*** SUPPLIED ENTRIES Section Begins ***
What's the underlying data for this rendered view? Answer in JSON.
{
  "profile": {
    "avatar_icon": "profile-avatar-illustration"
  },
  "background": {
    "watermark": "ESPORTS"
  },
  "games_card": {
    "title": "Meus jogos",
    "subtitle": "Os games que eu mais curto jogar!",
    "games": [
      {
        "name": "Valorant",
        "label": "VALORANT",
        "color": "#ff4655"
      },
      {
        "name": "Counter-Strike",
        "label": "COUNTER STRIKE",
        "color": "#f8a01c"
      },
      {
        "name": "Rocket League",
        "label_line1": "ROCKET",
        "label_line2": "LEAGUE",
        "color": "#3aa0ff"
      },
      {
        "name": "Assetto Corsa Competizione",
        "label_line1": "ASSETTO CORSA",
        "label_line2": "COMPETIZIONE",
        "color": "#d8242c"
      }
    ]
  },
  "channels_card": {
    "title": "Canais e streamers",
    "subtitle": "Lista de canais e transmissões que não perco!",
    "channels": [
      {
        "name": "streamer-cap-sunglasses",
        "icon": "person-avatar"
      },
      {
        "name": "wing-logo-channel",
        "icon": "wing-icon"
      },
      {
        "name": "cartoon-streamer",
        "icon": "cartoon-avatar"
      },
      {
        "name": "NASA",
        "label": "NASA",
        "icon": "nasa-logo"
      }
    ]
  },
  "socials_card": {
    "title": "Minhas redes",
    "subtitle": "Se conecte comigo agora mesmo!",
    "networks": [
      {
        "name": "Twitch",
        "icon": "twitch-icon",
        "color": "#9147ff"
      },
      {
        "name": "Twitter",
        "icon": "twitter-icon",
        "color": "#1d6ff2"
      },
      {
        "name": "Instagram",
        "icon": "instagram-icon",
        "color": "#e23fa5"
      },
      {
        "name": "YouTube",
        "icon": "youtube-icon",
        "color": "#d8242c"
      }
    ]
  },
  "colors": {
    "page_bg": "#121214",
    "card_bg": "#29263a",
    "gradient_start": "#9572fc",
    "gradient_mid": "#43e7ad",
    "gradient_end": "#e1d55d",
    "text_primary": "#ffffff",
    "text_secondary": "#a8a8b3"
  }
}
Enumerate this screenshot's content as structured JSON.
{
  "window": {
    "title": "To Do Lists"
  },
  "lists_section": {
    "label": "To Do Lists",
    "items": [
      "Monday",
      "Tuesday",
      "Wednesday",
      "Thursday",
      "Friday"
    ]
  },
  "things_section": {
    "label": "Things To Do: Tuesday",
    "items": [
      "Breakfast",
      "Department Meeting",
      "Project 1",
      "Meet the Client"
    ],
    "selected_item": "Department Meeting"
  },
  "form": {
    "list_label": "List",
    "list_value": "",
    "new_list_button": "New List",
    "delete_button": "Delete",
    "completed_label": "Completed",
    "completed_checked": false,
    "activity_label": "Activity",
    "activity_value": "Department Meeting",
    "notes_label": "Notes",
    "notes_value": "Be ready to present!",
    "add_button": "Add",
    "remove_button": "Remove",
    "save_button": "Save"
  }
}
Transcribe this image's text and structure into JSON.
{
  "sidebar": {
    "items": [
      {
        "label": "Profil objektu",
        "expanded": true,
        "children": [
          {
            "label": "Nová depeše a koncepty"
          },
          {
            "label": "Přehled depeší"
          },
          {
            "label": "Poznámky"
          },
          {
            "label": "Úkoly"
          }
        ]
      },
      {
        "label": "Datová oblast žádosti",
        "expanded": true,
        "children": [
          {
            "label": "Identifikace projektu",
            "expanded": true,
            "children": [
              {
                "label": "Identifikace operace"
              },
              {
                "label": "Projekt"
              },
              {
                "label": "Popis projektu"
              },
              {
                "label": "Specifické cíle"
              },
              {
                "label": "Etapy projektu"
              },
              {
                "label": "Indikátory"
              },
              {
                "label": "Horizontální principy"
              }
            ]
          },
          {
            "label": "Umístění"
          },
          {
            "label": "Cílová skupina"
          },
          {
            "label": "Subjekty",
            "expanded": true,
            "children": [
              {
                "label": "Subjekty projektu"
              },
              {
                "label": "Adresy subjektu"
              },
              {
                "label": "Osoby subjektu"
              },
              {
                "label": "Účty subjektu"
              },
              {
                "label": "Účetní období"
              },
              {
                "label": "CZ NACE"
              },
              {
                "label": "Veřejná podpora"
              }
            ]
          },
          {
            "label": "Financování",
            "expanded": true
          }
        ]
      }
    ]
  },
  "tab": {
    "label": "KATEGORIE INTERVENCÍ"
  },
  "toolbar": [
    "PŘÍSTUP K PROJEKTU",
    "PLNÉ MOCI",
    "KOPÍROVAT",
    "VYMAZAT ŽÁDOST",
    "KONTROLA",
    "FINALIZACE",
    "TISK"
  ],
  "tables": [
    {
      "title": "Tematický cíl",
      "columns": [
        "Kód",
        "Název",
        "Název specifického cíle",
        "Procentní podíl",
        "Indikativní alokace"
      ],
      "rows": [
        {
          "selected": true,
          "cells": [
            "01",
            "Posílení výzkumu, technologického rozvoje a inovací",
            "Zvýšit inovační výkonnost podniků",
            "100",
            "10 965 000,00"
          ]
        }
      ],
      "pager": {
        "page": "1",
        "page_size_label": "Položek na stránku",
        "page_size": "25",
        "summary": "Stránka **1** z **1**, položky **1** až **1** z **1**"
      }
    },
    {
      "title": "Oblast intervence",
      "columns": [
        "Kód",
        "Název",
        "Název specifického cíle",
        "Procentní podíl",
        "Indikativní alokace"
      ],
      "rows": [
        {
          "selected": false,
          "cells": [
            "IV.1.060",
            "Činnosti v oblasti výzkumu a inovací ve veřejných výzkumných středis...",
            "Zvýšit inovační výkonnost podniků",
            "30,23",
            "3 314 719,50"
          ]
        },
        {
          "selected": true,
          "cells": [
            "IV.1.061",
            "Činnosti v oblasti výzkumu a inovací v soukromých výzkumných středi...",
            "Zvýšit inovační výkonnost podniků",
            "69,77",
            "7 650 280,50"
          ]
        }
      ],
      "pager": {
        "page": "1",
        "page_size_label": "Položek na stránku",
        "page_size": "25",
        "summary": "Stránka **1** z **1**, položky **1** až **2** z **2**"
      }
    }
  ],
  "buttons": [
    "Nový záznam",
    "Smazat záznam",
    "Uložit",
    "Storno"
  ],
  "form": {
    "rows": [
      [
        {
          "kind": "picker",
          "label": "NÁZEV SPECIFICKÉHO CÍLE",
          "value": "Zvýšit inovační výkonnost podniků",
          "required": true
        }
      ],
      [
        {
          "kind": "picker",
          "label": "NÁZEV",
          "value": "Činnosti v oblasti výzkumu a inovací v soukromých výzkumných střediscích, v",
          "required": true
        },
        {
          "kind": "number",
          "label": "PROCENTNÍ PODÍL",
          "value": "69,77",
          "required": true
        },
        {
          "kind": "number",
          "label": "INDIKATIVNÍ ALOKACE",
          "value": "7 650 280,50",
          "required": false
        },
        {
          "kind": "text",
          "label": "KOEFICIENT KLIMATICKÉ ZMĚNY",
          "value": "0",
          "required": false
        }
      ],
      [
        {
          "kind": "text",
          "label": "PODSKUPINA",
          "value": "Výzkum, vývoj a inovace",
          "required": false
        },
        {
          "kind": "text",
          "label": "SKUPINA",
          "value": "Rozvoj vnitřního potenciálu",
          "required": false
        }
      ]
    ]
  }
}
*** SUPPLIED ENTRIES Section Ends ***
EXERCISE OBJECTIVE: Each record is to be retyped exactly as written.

REPLY TO THE TASK:
What's the underlying data for this rendered view? Answer in JSON.
{
  "profile": {
    "avatar_icon": "profile-avatar-illustration"
  },
  "background": {
    "watermark": "ESPORTS"
  },
  "games_card": {
    "title": "Meus jogos",
    "subtitle": "Os games que eu mais curto jogar!",
    "games": [
      {
        "name": "Valorant",
        "label": "VALORANT",
        "color": "#ff4655"
      },
      {
        "name": "Counter-Strike",
        "label": "COUNTER STRIKE",
        "color": "#f8a01c"
      },
      {
        "name": "Rocket League",
        "label_line1": "ROCKET",
        "label_line2": "LEAGUE",
        "color": "#3aa0ff"
      },
      {
        "name": "Assetto Corsa Competizione",
        "label_line1": "ASSETTO CORSA",
        "label_line2": "COMPETIZIONE",
        "color": "#d8242c"
      }
    ]
  },
  "channels_card": {
    "title": "Canais e streamers",
    "subtitle": "Lista de canais e transmissões que não perco!",
    "channels": [
      {
        "name": "streamer-cap-sunglasses",
        "icon": "person-avatar"
      },
      {
        "name": "wing-logo-channel",
        "icon": "wing-icon"
      },
      {
        "name": "cartoon-streamer",
        "icon": "cartoon-avatar"
      },
      {
        "name": "NASA",
        "label": "NASA",
        "icon": "nasa-logo"
      }
    ]
  },
  "socials_card": {
    "title": "Minhas redes",
    "subtitle": "Se conecte comigo agora mesmo!",
    "networks": [
      {
        "name": "Twitch",
        "icon": "twitch-icon",
        "color": "#9147ff"
      },
      {
        "name": "Twitter",
        "icon": "twitter-icon",
        "color": "#1d6ff2"
      },
      {
        "name": "Instagram",
        "icon": "instagram-icon",
        "color": "#e23fa5"
      },
      {
        "name": "YouTube",
        "icon": "youtube-icon",
        "color": "#d8242c"
      }
    ]
  },
  "colors": {
    "page_bg": "#121214",
    "card_bg": "#29263a",
    "gradient_start": "#9572fc",
    "gradient_mid": "#43e7ad",
    "gradient_end": "#e1d55d",
    "text_primary": "#ffffff",
    "text_secondary": "#a8a8b3"
  }
}
Enumerate this screenshot's content as structured JSON.
{
  "window": {
    "title": "To Do Lists"
  },
  "lists_section": {
    "label": "To Do Lists",
    "items": [
      "Monday",
      "Tuesday",
      "Wednesday",
      "Thursday",
      "Friday"
    ]
  },
  "things_section": {
    "label": "Things To Do: Tuesday",
    "items": [
      "Breakfast",
      "Department Meeting",
      "Project 1",
      "Meet the Client"
    ],
    "selected_item": "Department Meeting"
  },
  "form": {
    "list_label": "List",
    "list_value": "",
    "new_list_button": "New List",
    "delete_button": "Delete",
    "completed_label": "Completed",
    "completed_checked": false,
    "activity_label": "Activity",
    "activity_value": "Department Meeting",
    "notes_label": "Notes",
    "notes_value": "Be ready to present!",
    "add_button": "Add",
    "remove_button": "Remove",
    "save_button": "Save"
  }
}
Transcribe this image's text and structure into JSON.
{
  "sidebar": {
    "items": [
      {
        "label": "Profil objektu",
        "expanded": true,
        "children": [
          {
            "label": "Nová depeše a koncepty"
          },
          {
            "label": "Přehled depeší"
          },
          {
            "label": "Poznámky"
          },
          {
            "label": "Úkoly"
          }
        ]
      },
      {
        "label": "Datová oblast žádosti",
        "expanded": true,
        "children": [
          {
            "label": "Identifikace projektu",
            "expanded": true,
            "children": [
              {
                "label": "Identifikace operace"
              },
              {
                "label": "Projekt"
              },
              {
                "label": "Popis projektu"
              },
              {
                "label": "Specifické cíle"
              },
              {
                "label": "Etapy projektu"
              },
              {
                "label": "Indikátory"
              },
              {
                "label": "Horizontální principy"
              }
            ]
          },
          {
            "label": "Umístění"
          },
          {
            "label": "Cílová skupina"
          },
          {
            "label": "Subjekty",
            "expanded": true,
            "children": [
              {
                "label": "Subjekty projektu"
              },
              {
                "label": "Adresy subjektu"
              },
              {
                "label": "Osoby subjektu"
              },
              {
                "label": "Účty subjektu"
              },
              {
                "label": "Účetní období"
              },
              {
                "label": "CZ NACE"
              },
              {
                "label": "Veřejná podpora"
              }
            ]
          },
          {
            "label": "Financování",
            "expanded": true
          }
        ]
      }
    ]
  },
  "tab": {
    "label": "KATEGORIE INTERVENCÍ"
  },
  "toolbar": [
    "PŘÍSTUP K PROJEKTU",
    "PLNÉ MOCI",
    "KOPÍROVAT",
    "VYMAZAT ŽÁDOST",
    "KONTROLA",
    "FINALIZACE",
    "TISK"
  ],
  "tables": [
    {
      "title": "Tematický cíl",
      "columns": [
        "Kód",
        "Název",
        "Název specifického cíle",
        "Procentní podíl",
        "Indikativní alokace"
      ],
      "rows": [
        {
          "selected": true,
          "cells": [
            "01",
            "Posílení výzkumu, technologického rozvoje a inovací",
            "Zvýšit inovační výkonnost podniků",
            "100",
            "10 965 000,00"
          ]
        }
      ],
      "pager": {
        "page": "1",
        "page_size_label": "Položek na stránku",
        "page_size": "25",
        "summary": "Stránka **1** z **1**, položky **1** až **1** z **1**"
      }
    },
    {
      "title": "Oblast intervence",
      "columns": [
        "Kód",
        "Název",
        "Název specifického cíle",
        "Procentní podíl",
        "Indikativní alokace"
      ],
      "rows": [
        {
          "selected": false,
          "cells": [
            "IV.1.060",
            "Činnosti v oblasti výzkumu a inovací ve veřejných výzkumných středis...",
            "Zvýšit inovační výkonnost podniků",
            "30,23",
            "3 314 719,50"
          ]
        },
        {
          "selected": true,
          "cells": [
            "IV.1.061",
            "Činnosti v oblasti výzkumu a inovací v soukromých výzkumných středi...",
            "Zvýšit inovační výkonnost podniků",
            "69,77",
            "7 650 280,50"
          ]
        }
      ],
      "pager": {
        "page": "1",
        "page_size_label": "Položek na stránku",
        "page_size": "25",
        "summary": "Stránka **1** z **1**, položky **1** až **2** z **2**"
      }
    }
  ],
  "buttons": [
    "Nový záznam",
    "Smazat záznam",
    "Uložit",
    "Storno"
  ],
  "form": {
    "rows": [
      [
        {
          "kind": "picker",
          "label": "NÁZEV SPECIFICKÉHO CÍLE",
          "value": "Zvýšit inovační výkonnost podniků",
          "required": true
        }
      ],
      [
        {
          "kind": "picker",
          "label": "NÁZEV",
          "value": "Činnosti v oblasti výzkumu a inovací v soukromých výzkumných střediscích, v",
          "required": true
        },
        {
          "kind": "number",
          "label": "PROCENTNÍ PODÍL",
          "value": "69,77",
          "required": true
        },
        {
          "kind": "number",
          "label": "INDIKATIVNÍ ALOKACE",
          "value": "7 650 280,50",
          "required": false
        },
        {
          "kind": "text",
          "label": "KOEFICIENT KLIMATICKÉ ZMĚNY",
          "value": "0",
          "required": false
        }
      ],
      [
        {
          "kind": "text",
          "label": "PODSKUPINA",
          "value": "Výzkum, vývoj a inovace",
          "required": false
        },
        {
          "kind": "text",
          "label": "SKUPINA",
          "value": "Rozvoj vnitřního potenciálu",
          "required": false
        }
      ]
    ]
  }
}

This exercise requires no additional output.